EXERCISE AIM:
From the entries that follow, list every line in which the string "rest" appears.

(Extracted data entries)
== Segment start ==

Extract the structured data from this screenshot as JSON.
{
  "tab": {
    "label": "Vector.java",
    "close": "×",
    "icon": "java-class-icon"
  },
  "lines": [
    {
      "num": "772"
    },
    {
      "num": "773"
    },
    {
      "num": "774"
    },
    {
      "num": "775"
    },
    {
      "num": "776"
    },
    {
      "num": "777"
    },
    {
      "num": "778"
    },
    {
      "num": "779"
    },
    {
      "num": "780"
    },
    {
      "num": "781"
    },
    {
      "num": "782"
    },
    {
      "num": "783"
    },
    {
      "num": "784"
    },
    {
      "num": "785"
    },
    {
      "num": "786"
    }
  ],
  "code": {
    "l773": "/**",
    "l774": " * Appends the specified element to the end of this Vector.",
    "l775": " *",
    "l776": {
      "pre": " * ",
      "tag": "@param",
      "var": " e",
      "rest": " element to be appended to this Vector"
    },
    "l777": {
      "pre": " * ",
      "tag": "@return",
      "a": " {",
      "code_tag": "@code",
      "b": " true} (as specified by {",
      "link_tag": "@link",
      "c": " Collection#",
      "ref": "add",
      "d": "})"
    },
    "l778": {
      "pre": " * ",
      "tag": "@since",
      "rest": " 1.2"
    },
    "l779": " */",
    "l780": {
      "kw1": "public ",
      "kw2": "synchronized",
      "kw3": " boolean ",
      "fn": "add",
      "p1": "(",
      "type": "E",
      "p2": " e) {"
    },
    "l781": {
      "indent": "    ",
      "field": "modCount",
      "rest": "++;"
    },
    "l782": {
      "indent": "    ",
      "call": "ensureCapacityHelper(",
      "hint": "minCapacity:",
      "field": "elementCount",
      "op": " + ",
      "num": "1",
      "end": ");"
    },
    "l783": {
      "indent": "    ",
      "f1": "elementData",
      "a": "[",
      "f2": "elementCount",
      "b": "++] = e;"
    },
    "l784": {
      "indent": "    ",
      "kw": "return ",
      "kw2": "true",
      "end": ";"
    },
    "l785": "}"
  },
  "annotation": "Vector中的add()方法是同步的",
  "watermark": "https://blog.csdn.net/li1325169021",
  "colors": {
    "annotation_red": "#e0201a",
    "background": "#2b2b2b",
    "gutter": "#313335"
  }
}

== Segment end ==

WRITTEN SOLUTION:
      "rest": " element to be appended to this Vector"
      "rest": " 1.2"
      "rest": "++;"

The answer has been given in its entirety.